*What this task involves*: For each line below, print it again exactly as shown.

*Data for the task*:
++++++++++++++++++++

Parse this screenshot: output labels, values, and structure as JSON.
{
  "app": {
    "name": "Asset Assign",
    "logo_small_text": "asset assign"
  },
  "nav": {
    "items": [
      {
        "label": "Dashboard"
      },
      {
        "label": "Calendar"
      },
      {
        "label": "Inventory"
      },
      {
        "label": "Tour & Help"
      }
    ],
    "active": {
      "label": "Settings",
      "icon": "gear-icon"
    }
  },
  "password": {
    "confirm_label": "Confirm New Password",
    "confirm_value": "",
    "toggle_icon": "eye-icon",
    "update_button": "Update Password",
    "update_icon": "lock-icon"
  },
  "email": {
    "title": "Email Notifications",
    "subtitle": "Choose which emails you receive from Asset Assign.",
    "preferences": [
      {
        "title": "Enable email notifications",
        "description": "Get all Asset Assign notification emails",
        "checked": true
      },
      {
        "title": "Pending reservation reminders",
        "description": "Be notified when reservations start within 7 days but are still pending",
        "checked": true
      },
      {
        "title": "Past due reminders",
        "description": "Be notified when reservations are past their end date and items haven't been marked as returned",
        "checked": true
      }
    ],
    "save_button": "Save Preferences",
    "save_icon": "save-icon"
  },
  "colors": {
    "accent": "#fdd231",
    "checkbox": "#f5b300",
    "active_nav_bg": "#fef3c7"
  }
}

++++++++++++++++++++

*Written response*:
Parse this screenshot: output labels, values, and structure as JSON.
{
  "app": {
    "name": "Asset Assign",
    "logo_small_text": "asset assign"
  },
  "nav": {
    "items": [
      {
        "label": "Dashboard"
      },
      {
        "label": "Calendar"
      },
      {
        "label": "Inventory"
      },
      {
        "label": "Tour & Help"
      }
    ],
    "active": {
      "label": "Settings",
      "icon": "gear-icon"
    }
  },
  "password": {
    "confirm_label": "Confirm New Password",
    "confirm_value": "",
    "toggle_icon": "eye-icon",
    "update_button": "Update Password",
    "update_icon": "lock-icon"
  },
  "email": {
    "title": "Email Notifications",
    "subtitle": "Choose which emails you receive from Asset Assign.",
    "preferences": [
      {
        "title": "Enable email notifications",
        "description": "Get all Asset Assign notification emails",
        "checked": true
      },
      {
        "title": "Pending reservation reminders",
        "description": "Be notified when reservations start within 7 days but are still pending",
        "checked": true
      },
      {
        "title": "Past due reminders",
        "description": "Be notified when reservations are past their end date and items haven't been marked as returned",
        "checked": true
      }
    ],
    "save_button": "Save Preferences",
    "save_icon": "save-icon"
  },
  "colors": {
    "accent": "#fdd231",
    "checkbox": "#f5b300",
    "active_nav_bg": "#fef3c7"
  }
}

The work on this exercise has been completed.